Starting in the ‘80s, DC came up with a tagline for the Flash: “My name is Barry Allen, and I am the fastest man alive.” Not the most creative sentence in the comic book canon, but it gets the point across. More importantly, it contains something crucial about the Flash’s character. Barry sees himself not primarily as the Flash, or a superhero, or as a mythic hero burdened with glorious purpose, but as, above all, Barry Allen. He may have more powers than Batman and weirder, more sci-fi adventures than Superman, but the Flash’s true strength has always been his deep connection to his own humanity. He keeps the human in superhuman.
The CW’s series of The Flash series has been garnering rave reviews, and the series star Grant Gustin has been praised for his warm performance. When the New York Daily News asked Batman v Superman director Zack Snyder about why he didn’t cast Gustin as The Flash in his own movies, he said that he was “very strict with this universe, and I just don’t see a version where…that (tone is) not our world.” He’s probably referring to the fact that the CW show has a lighthearted touch while Snyder prefers his superhero movies to be almost suffocatingly grim. The public and critical reception to Batman v Superman might have DC rethinking that strategy, and it should, particularly where The Flash is concerned. The world definitely has a need for dark anti-heroes like Batman, but these days, it may have an even greater need for anti-anti-heroes.

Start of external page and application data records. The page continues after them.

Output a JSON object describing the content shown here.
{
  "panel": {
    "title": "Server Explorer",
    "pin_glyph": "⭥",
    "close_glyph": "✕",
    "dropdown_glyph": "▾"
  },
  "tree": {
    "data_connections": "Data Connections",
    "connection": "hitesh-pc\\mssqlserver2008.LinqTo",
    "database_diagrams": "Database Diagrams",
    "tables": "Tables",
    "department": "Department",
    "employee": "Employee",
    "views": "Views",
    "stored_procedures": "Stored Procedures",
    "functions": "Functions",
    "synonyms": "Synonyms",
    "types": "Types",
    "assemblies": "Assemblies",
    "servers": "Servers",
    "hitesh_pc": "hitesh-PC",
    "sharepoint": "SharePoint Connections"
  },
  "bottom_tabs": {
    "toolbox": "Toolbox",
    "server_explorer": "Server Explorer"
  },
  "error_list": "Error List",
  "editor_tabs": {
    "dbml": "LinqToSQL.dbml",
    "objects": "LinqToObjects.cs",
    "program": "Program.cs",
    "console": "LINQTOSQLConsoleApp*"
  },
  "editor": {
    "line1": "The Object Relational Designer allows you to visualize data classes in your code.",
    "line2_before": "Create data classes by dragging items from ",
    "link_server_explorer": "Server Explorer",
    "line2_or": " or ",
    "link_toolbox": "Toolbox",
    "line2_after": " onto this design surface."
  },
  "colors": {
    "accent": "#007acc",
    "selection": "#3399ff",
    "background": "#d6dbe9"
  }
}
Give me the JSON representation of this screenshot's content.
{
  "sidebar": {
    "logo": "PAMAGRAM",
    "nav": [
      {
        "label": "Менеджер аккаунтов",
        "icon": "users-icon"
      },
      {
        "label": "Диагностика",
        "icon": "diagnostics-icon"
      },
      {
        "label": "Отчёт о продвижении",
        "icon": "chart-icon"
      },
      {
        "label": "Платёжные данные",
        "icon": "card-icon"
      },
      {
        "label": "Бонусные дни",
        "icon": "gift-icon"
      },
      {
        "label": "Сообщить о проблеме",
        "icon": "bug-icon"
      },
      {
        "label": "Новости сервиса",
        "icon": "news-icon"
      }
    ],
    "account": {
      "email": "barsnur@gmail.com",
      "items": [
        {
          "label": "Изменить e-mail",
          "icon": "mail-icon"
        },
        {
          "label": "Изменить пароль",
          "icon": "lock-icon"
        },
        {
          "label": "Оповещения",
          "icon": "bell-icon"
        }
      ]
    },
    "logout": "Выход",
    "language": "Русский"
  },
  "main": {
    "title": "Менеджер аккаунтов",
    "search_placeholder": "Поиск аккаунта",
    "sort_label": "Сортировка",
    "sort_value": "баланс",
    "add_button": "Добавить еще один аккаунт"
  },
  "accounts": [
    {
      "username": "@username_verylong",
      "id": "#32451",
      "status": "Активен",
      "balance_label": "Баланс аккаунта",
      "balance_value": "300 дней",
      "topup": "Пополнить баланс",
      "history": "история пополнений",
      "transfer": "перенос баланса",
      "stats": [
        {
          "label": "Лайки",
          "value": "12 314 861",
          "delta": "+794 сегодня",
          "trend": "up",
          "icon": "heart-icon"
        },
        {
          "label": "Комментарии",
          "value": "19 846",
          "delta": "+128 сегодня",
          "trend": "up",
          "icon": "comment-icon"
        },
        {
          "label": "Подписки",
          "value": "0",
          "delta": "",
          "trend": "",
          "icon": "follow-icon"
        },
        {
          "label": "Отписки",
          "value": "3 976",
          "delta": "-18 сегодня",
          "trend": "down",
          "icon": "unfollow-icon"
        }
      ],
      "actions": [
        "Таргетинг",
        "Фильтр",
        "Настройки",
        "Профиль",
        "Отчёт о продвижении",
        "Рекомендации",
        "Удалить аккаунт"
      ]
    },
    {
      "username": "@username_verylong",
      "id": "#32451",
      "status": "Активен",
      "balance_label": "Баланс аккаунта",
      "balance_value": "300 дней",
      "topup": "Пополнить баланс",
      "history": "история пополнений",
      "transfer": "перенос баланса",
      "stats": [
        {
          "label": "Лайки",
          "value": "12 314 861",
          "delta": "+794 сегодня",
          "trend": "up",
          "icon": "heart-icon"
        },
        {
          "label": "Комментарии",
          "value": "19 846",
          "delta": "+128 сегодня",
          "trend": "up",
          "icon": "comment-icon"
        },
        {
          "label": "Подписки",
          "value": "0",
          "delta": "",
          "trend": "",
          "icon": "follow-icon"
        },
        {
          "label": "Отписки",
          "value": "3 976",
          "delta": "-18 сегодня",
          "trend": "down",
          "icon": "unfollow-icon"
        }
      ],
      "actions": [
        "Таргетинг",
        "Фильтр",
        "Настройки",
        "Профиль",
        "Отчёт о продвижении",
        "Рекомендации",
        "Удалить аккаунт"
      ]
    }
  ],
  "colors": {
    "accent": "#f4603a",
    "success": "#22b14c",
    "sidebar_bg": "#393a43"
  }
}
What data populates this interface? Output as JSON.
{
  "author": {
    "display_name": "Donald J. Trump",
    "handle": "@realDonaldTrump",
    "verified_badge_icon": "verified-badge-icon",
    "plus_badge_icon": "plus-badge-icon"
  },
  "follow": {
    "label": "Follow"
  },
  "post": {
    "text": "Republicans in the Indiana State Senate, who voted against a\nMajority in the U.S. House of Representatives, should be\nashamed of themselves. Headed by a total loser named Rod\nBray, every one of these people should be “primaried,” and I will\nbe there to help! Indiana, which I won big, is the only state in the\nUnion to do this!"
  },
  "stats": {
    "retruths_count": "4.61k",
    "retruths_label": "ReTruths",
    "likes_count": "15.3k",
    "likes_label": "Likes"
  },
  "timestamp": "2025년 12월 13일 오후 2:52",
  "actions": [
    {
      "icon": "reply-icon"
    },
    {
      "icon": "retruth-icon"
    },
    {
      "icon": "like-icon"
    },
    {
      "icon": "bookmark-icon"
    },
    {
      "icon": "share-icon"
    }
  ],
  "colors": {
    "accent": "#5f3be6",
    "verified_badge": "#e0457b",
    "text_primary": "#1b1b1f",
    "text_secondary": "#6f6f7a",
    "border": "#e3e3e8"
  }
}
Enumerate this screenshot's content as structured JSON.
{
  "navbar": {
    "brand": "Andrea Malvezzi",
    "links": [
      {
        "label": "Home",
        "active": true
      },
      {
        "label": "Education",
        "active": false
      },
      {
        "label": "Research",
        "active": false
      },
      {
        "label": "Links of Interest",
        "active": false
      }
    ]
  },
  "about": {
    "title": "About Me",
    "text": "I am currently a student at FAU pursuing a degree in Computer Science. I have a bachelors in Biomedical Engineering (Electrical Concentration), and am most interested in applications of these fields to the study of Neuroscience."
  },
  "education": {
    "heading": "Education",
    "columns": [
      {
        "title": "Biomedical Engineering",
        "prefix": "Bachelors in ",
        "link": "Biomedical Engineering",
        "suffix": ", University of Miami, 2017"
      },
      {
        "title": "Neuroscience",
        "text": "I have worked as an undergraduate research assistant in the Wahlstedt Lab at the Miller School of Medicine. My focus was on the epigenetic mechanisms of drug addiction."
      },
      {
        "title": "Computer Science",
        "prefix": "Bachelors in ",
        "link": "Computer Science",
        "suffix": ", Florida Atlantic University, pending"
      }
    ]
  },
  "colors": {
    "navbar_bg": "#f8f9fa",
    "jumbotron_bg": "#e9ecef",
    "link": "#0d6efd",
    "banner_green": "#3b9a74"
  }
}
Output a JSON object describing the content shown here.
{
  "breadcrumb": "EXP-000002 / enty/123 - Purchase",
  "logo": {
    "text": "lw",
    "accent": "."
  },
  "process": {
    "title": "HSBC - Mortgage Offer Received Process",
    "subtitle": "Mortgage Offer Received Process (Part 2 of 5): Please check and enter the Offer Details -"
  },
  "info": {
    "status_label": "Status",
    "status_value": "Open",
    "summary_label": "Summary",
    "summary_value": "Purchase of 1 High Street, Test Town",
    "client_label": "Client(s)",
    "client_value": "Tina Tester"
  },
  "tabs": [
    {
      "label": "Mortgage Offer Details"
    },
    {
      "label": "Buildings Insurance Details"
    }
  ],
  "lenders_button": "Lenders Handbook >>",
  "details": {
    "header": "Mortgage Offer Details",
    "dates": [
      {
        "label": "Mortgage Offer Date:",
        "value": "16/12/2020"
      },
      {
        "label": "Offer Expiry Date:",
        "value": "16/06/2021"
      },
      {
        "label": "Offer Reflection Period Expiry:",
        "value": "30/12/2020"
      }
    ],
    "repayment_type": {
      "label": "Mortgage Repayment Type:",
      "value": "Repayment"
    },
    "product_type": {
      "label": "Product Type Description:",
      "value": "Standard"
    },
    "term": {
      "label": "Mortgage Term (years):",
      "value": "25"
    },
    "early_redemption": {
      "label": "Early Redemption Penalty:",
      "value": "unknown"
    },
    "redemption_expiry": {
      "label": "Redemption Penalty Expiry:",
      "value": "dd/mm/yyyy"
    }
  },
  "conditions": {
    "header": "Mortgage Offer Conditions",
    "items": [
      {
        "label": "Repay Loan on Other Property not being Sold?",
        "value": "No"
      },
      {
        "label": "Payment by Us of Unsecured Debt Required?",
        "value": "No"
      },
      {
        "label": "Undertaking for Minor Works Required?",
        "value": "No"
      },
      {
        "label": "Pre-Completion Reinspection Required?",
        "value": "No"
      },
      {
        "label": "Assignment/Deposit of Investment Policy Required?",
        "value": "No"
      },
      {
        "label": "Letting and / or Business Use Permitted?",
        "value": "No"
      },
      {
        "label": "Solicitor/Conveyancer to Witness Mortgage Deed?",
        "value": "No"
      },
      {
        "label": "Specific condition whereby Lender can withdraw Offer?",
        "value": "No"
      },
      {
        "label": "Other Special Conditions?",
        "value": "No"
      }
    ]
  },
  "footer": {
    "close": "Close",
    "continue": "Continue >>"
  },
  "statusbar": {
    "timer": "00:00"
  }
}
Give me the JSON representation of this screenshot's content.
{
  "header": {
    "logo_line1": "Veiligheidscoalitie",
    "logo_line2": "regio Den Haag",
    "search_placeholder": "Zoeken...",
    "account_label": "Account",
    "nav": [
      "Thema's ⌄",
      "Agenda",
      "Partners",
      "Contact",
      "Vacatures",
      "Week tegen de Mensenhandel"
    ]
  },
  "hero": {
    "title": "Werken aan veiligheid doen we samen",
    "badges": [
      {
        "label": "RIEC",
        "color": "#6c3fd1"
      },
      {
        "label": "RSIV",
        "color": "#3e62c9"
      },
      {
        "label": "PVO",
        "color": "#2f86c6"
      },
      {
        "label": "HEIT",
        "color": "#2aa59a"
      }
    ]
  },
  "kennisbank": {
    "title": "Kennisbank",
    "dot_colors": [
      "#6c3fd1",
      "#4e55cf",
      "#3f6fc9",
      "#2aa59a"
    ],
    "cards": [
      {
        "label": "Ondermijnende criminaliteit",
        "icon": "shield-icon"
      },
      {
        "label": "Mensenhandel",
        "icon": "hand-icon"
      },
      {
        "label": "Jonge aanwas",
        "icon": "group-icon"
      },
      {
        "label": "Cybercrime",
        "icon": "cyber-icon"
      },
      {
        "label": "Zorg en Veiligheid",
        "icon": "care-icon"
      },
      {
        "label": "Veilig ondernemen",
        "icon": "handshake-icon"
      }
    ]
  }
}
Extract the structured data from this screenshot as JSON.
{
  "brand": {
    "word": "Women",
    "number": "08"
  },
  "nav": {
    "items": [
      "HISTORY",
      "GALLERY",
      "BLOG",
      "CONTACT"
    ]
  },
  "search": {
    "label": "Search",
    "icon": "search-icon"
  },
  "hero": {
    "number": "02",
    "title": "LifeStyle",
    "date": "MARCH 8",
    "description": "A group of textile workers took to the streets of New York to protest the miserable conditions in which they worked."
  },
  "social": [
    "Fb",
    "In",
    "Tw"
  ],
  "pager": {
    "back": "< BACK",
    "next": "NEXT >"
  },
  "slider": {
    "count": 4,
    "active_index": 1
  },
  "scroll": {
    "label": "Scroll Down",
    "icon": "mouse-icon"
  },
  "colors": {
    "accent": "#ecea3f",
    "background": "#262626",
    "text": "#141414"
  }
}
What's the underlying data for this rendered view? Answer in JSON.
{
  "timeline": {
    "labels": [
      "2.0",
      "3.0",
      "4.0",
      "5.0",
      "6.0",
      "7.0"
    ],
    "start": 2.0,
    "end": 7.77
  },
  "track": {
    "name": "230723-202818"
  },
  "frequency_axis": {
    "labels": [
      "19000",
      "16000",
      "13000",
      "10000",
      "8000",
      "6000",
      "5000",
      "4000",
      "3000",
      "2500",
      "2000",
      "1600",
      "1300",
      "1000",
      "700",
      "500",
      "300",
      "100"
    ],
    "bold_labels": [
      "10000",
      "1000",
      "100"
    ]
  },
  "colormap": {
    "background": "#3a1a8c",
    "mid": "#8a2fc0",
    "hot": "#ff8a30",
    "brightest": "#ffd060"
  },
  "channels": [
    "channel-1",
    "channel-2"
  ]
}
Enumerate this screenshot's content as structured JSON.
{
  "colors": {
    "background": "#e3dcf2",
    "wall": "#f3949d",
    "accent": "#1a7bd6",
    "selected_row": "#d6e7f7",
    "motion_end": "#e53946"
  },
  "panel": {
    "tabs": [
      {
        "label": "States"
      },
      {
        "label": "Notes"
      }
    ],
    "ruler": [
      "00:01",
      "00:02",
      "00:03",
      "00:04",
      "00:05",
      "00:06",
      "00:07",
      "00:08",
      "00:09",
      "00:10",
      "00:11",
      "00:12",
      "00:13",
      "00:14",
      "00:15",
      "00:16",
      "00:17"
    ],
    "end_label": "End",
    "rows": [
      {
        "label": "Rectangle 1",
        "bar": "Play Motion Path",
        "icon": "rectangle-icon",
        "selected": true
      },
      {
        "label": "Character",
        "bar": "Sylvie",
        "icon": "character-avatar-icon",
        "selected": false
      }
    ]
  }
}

It’s hard to say who won the space race. The Soviet Union was the first country to launch an orbital satellite, and the first to put a human in space. But the US beat the Soviets to the moon and in 1972, the two countries ultimately agreed to work together. A group of American astronauts docked with a team of Russian cosmonauts. The cooperation was symbolic of a larger cooling of Cold War tension, prompting one Soviet leader to say “The Soviet and American spacemen will go up into outer space for the first major joint scientific experiment in the history of mankind. They know that from outer space our planet looks even more beautiful. It is big enough for us to live peacefully on it, but it is too small to be threatened by nuclear war.”
Without science, the Soviet-American partnership would have been impossible. But without recognizing their common humanity, it would have been unthinkable. The Flash’s creators realized how valuable science would be to their hero’s creation, but their true stroke of genius was in making him, first and foremost, a hero. Barry Allen may be the fastest man alive but the thing that has made his stories riveting for over fifty years now is simply this: he’s a man.